About this exercise:
From the following material, say how many lines have "icon" in them; write only the number.

Records shown:

:::::

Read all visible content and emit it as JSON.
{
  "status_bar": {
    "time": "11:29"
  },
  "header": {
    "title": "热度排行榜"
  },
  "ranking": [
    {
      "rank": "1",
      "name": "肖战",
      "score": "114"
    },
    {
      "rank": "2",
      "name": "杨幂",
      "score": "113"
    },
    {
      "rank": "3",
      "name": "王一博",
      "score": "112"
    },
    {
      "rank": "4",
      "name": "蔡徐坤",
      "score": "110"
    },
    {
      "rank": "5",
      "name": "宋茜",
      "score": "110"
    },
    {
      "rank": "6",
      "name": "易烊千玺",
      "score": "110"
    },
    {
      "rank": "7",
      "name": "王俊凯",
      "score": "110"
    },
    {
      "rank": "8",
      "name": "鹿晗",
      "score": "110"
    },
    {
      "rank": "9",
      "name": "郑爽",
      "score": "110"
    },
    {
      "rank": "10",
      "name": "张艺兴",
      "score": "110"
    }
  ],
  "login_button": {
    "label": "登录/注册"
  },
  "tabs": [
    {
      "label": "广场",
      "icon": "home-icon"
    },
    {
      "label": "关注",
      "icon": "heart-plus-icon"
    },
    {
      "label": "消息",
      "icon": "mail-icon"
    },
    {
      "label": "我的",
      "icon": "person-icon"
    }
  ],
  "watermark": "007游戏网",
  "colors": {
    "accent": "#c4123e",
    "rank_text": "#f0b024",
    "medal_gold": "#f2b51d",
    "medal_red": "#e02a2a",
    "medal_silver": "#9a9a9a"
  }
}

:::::

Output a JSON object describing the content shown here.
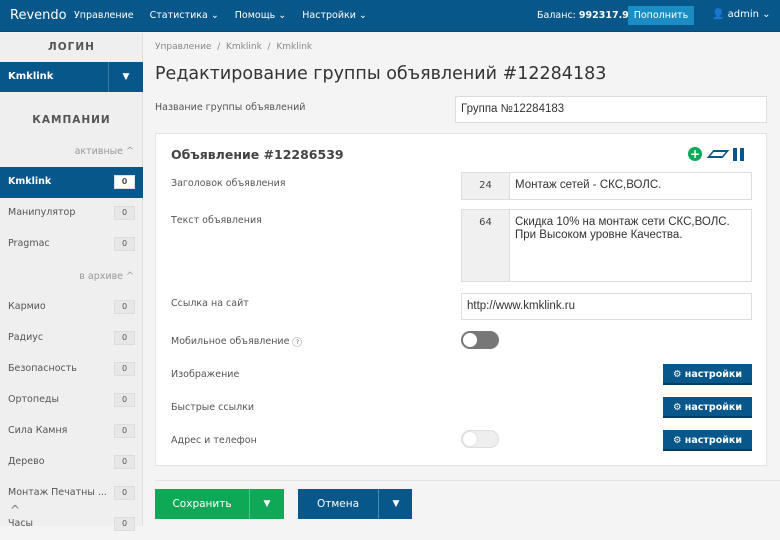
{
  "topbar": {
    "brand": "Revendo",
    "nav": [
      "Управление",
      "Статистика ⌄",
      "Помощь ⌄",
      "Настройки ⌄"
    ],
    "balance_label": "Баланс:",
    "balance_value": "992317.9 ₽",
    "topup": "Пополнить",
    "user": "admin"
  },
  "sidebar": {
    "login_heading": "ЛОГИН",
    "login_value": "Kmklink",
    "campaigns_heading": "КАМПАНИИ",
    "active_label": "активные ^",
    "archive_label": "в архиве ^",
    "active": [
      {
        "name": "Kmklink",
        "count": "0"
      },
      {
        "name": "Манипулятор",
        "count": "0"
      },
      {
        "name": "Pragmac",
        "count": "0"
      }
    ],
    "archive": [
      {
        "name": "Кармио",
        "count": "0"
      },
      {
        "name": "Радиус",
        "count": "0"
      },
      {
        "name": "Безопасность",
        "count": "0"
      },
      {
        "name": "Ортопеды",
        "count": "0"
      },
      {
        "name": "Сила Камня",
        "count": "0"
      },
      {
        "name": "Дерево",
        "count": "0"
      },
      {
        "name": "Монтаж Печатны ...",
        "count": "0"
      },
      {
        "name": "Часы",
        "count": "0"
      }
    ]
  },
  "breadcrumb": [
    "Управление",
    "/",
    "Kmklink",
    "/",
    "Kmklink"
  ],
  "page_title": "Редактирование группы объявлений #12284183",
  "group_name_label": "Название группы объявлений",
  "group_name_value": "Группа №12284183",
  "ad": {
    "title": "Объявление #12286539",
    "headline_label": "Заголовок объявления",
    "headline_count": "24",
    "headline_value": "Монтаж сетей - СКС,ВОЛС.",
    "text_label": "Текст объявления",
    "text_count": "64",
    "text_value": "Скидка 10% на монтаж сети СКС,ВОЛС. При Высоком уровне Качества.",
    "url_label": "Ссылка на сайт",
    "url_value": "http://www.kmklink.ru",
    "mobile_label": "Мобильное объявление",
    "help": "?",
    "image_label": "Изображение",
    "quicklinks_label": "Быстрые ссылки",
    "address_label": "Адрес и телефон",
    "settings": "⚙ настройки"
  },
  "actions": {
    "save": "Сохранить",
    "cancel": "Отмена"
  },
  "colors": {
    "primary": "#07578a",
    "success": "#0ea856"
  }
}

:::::

Result of this task:
4